In new guidance issued today, WHO is calling for greater vigilance on the correct use of antibiotics and more research into alternative treatment regimens for gonococcal infections.
The agency’s Global Action Plan to control the spread and impact of antimicrobial resistance in Neisseria gonorrhoea also calls for increased monitoring and reporting of resistant strains as well as better prevention, diagnosis and control of gonococcal infections.
Gonorrhoea makes up one quarter of the four major curable sexually-transmitted infections. Since the development of antibiotics, the pathogen has developed resistance to many of the common antibiotics used as treatment, including penicillin, tetracyclines and quinolones.

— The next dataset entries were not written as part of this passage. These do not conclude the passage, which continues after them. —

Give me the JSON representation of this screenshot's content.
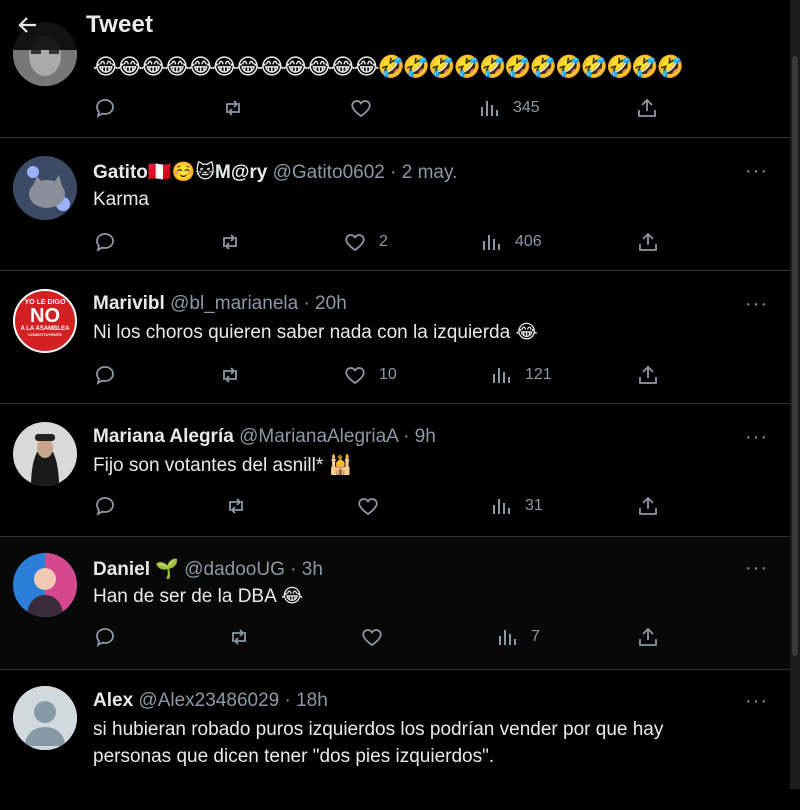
{
  "header": {
    "title": "Tweet"
  },
  "first_tweet": {
    "emojis": "😂😂😂😂😂😂😂😂😂😂😂😂🤣🤣🤣🤣🤣🤣🤣🤣🤣🤣🤣🤣",
    "views": "345"
  },
  "replies": [
    {
      "display_name": "Gatito🇵🇪☺️🐱M@ry",
      "handle": "@Gatito0602",
      "time": "· 2 may.",
      "text": "Karma",
      "retweets": "",
      "likes": "2",
      "views": "406"
    },
    {
      "display_name": "Marivibl",
      "handle": "@bl_marianela",
      "time": "· 20h",
      "text": "Ni los choros quieren saber nada con la izquierda 😂",
      "retweets": "",
      "likes": "10",
      "views": "121",
      "avatar_text": [
        "YO LE DIGO",
        "NO",
        "A LA ASAMBLEA",
        "CONSTITUYENTE"
      ]
    },
    {
      "display_name": "Mariana Alegría",
      "handle": "@MarianaAlegriaA",
      "time": "· 9h",
      "text": "Fijo son votantes del asnill* 🕌",
      "retweets": "",
      "likes": "",
      "views": "31"
    },
    {
      "display_name": "Daniel 🌱",
      "handle": "@dadooUG",
      "time": "· 3h",
      "text": "Han de ser de la DBA 😂",
      "retweets": "",
      "likes": "",
      "views": "7"
    },
    {
      "display_name": "Alex",
      "handle": "@Alex23486029",
      "time": "· 18h",
      "text": "si hubieran robado puros izquierdos los podrían vender por que hay personas que dicen tener \"dos pies izquierdos\".",
      "retweets": "",
      "likes": "",
      "views": ""
    }
  ],
  "more_label": "···",
  "colors": {
    "background": "#000000",
    "text": "#e7e9ea",
    "secondary": "#8b98a5",
    "border": "#2f3336"
  }
}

“Gonorrhoea is becoming a major public health challenge, due to the high incidence of infections accompanied by dwindling treatment options,” Dr. Lusti-Narasimhan said. “The available data only shows the tip of the iceberg. Without adequate surveillance we won’t know the extent of resistance to gonorrhoea and without research into new antimicrobial agents, there could soon be no effective treatment for patients.”
Antimicrobial resistance is caused by the unrestricted access to antimicrobials, overuse and poor quality of antibiotics, as well as natural genetic mutations within disease organisms. In addition, gonorrhoea strains tend to retain genetic resistance to previous antibiotics even after their use has been discontinued.
According to WHO, the extent of this resistance worldwide is not known due to a lack of reliable data for gonorrhoea in many countries and insufficient research.
Untreated gonococcal infection can cause health problems in men, women and newborn babies, including: infection of the urethra, cervix and rectum; infertility in both men and women; a significantly increased risk of HIV infection and transmission; ectopic pregnancy, spontaneous abortion, and stillbirths and premature deliveries.